By Alexandra Molnar, Contributing Writer
Westborough – A blood drive sponsored by the American Red Cross will be held Monday, July 30, from 2 to 8 p.m. at the Westborough Senior Center to support Westborough brother and sister, Alec and Allissa Rastad, who both have Common Variable Immune Deficiency Disease.
This is the fourth year that the Red Cross will hold a blood drive specifically in honor of the Westborough teenagers. Blood donations, specifically the plasma, are essential to increasing the quality of life of patients with Primary Immune Deficiency Disease. Alec, who was diagnosed at 10 months of age and started treatment at 12- to14-months, is now 15 years old and receives immunoglobulin infusions every other day.
The specific type of Primary Immunodeficiency Disease that Alec has is called Combined Immune Deficiency, which means that his body does not produce the proper antibodies to fight off infections, such as the common cold and pneumonia. An average infusion, a process that takes two-and-a-half hours, takes three pints of blood.
Allissa, 13, was diagnosed two years ago with the disease, which is genetic, and must have plasma transfusions every four days. Both children do their transfusions at home, a process that is costly, but would be even more so if they needed the treatment at a hospital.
Despite difficulties associated with the disease, such as being careful when getting scrapes, avoiding swimming in freshwater lakes because of the standing bacteria, and being susceptible to germs that would not affect people whose bodies produce the proper antibodies, both children maintain a positive outlook, and are very active volunteering, traveling, attending camps and serving as camp counselors.
In early August, Alec and Allissa will be attending a “Teen Escape Weekend” in Ohio hosted by the Immune Deficiency Foundation (IDF). There they will serve as peer council members to help empower younger children with the same disease.
Their mother, Towma Rastad, stated that it is very important for the kids to “own the disease” as opposed to letting the disease own them. Rastad currently volunteers with the IDF, an activity with which she has been involved since her son was 3 or 4 years old. Her contributions include organizing patient education meetings, serving as a peer contact for newly diagnosed patients, and educating school nursing staff.
The IDF is a nonprofit organization “dedicated to improving the diagnosis, treatment and quality of life of persons with primary immunodeficiency diseases through advocacy, education and research.”
Marcia Boyle, the president of IDF, founded the organization 30 years ago to promote better treatment for the disease as well create a network of patients living with the disorder.
Towma appreciates helping others through their trials with the disease, as she found that learning about the IDF was “life-changing” for her. As part of her outreach for this organization, she attends national conferences that it hosts, and said that it was beneficial for her kids to be able to interact with other kids with the same disease through the network that the IDF provides.
Furthermore, Towma believes that it is important to educate patients about the disease by being “open and honest” but not by making them scared, as it is life-threatening. Recently Alec and Alissa attended Newman's Own Foundation's Hole in the Wall Gang Camp in Connecticut, which Alec first attended at age 9, which teaches youth ownership of the disease and important tools such as setting up transfusions. Alec would like to return next year as a counselor.

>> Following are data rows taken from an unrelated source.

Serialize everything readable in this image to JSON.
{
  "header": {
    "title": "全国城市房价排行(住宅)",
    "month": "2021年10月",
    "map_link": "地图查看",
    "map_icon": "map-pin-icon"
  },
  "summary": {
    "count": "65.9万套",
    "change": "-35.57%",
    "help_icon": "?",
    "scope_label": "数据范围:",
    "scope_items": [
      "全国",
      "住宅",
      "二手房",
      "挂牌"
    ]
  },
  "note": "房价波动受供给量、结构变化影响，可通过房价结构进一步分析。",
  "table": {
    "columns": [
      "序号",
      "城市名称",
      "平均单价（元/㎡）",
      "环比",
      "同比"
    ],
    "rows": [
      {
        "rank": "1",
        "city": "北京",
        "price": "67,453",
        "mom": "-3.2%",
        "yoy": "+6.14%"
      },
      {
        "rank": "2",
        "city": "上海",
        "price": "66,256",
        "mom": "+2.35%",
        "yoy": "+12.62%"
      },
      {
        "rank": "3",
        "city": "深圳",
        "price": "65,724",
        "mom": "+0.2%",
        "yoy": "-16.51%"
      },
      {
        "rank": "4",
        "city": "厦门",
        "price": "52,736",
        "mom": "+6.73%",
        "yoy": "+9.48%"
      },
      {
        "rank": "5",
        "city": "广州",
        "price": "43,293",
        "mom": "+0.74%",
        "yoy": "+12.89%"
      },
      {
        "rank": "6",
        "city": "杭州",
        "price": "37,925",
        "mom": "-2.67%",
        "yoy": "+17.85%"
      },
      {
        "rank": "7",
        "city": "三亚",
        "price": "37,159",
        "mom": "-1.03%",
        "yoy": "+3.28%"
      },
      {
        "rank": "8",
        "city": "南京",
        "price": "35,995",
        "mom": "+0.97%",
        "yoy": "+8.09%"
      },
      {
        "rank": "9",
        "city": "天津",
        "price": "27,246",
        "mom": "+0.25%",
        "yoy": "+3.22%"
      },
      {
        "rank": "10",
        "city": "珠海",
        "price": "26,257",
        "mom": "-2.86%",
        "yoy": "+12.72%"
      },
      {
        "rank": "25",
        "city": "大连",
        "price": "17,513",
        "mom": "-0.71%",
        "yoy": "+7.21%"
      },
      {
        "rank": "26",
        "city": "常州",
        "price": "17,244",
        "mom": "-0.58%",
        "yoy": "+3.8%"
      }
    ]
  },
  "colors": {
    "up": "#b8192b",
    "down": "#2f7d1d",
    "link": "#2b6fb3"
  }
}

The family, which consists of Alec, Allissa and their parents Towma and Jason, maintains a positive attitude by helping others and remembering that the disease does not have to be “as bad as you think it is,” as Rastad phrased it. For example, she added, “[one can be] hooked up to a video game during the transfusion.” The family members are supportive of one another.
In addition, the Rastad family spends time working to promote research, awareness and availability of treatment for the disease. In April 2011, Towma and Alec traveled to Washington, D.C., with the IDF, to lobby the Senate and the House for a bill to ensure that all patients have access to treatment, supplies and care.
To donate blood to help Alec and Allissa directly, the drive will be held at the Westborough Senior Center, located at 4 Rogers Road in Westborough. Appointments are preferred, but walk-in donors are welcome. Donors will receive a Red Sox T-shirt as well as a Friendly's ice cream coupon. Make your appointment by calling 1-800-REDCROSS or visit redcrossblood.org.
For more information on the Immune Deficiency Foundation, visit www.primaryimmune.org.